You know that Thor was overprotective of his hammer, Mjolnir. But one day, the king of all giants Thyrm stole the Mjolnir. He put the condition and told him to return the hammer only if he would give Freyja in marriage to him. Thor and Loki agreed on the condition, but Freyja refused to do this. So, Loki and Thor dressed as a woman in queens’ attire.
He got married to Thor and placed the hammer on his wife’s lap. After that, Thor revealed himself and killed everyone present at the place.
Odin, along with his brother Vili and Ve, planned to create a new world after the empty-space was destroyed and resulted in the birth of Ymir. They slew Ymir and used his skin to make the earth, skull to make the sky, and blood to create the sea. The clouds were formed from his brain, and stones were created from his teeth and bones.
You are probably mistaken if you think that the first human couple is Adam and Eve. According to Norse religion and beliefs, Embla and Ask is the first human couple.
Aesir gods created the cosmos, and then the humans were formed from tree trunks. These trunks had brought to the shore the land created by gods, and then Odin gave life to them, and then Odin gave life to them. The couple then stayed in Midgard. They mated and gave birth to humans to populate Midgard, and this is how the human species were born.
According to Norse religion, if a person died, then he/she goes to one of the four places, namely, Folkvang, that is reserved for the people dying in the battle, Hel for those who had lived dishonest lives, Helgafjell, the underwater heaven for people that died at sea, and Valhalla where all heroes chosen by Valkyries live as celebrated warriors.
But there is no explanation about what they do there and reach such places. Here are more interesting things that you might want to know about the Viking funerals and the afterlife.
Norse Mythology includes the stories of gods, goddesses, and their power. It has stories that are shared by Northern Germanic tribes.
It has no scripture (religious text). Our knowledge about Norse mythology is based on medieval texts and Eddas.

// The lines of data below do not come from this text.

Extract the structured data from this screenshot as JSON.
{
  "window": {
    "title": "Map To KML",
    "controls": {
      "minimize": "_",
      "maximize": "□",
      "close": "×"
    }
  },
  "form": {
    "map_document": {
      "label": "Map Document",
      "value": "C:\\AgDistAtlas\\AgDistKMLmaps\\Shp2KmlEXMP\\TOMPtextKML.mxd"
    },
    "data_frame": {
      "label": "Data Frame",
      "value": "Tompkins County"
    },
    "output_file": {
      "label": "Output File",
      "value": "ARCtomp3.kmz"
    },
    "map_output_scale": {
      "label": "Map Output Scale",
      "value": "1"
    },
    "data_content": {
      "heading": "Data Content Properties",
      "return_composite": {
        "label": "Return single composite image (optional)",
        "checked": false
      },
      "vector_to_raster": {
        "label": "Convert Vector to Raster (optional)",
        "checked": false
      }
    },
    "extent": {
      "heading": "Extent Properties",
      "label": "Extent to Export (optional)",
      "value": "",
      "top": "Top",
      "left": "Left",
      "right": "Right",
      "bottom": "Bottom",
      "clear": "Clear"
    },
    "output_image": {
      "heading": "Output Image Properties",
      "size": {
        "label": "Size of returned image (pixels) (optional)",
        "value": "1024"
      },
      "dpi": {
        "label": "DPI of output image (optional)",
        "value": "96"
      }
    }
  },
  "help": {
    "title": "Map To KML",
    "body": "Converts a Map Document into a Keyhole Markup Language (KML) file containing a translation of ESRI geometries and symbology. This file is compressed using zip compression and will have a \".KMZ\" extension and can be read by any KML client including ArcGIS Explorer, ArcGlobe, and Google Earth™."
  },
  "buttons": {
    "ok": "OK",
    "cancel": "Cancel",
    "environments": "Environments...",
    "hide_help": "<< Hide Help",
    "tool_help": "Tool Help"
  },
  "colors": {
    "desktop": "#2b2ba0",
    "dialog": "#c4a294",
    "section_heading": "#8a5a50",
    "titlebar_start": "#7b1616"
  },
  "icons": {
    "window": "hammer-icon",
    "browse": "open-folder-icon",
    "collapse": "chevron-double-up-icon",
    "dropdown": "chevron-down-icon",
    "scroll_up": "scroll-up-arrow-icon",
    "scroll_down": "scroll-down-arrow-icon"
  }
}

Do you know other facts and stories about Norse Mythology? If so, then don’t forget to share them with us.
In classic mythological movies, books and television, we’ve seen those audacious sword-wielding heroes smiting the enemi...